[Items from an interface collection]
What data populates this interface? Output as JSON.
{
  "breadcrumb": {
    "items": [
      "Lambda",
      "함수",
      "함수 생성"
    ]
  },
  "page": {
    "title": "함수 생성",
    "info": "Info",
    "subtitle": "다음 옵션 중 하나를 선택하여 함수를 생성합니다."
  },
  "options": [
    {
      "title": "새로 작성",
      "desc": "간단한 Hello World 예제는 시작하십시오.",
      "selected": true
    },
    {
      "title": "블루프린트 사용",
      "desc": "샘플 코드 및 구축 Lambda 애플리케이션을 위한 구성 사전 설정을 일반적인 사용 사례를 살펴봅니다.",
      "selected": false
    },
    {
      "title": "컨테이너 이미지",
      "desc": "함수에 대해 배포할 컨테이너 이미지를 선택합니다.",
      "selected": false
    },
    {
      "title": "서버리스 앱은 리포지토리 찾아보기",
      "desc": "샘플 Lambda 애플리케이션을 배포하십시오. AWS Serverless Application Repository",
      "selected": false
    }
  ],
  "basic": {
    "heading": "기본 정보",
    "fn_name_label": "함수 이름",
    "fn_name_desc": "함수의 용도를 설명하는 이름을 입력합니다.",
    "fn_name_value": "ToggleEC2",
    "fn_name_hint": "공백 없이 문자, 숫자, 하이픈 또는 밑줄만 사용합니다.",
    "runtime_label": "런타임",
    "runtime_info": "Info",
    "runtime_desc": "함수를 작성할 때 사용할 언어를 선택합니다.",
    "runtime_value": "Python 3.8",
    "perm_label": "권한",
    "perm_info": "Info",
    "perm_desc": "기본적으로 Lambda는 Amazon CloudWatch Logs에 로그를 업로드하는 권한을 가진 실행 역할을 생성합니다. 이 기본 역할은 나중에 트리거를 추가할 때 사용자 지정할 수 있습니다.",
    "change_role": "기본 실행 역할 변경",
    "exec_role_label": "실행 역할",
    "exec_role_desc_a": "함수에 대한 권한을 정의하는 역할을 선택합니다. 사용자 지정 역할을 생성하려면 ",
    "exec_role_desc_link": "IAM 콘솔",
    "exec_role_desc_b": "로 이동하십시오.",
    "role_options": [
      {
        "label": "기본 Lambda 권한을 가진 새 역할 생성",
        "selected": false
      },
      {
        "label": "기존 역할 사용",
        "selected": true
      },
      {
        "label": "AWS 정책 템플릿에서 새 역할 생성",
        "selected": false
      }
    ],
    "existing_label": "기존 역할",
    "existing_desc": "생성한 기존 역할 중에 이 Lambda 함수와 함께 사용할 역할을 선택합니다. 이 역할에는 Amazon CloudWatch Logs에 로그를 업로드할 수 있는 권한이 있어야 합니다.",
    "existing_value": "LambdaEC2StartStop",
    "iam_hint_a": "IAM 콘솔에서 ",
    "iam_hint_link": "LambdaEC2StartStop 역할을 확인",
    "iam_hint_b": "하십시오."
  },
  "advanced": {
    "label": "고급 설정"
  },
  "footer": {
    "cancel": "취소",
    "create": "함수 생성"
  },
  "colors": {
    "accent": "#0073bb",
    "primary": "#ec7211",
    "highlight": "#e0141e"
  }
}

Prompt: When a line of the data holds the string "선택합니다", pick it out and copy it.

Reply:
      "desc": "함수에 대해 배포할 컨테이너 이미지를 선택합니다.",
    "runtime_desc": "함수를 작성할 때 사용할 언어를 선택합니다.",
    "exec_role_desc_a": "함수에 대한 권한을 정의하는 역할을 선택합니다. 사용자 지정 역할을 생성하려면 ",
    "existing_desc": "생성한 기존 역할 중에 이 Lambda 함수와 함께 사용할 역할을 선택합니다. 이 역할에는 Amazon CloudWatch Logs에 로그를 업로드할 수 있는 권한이 있어야 합니다.",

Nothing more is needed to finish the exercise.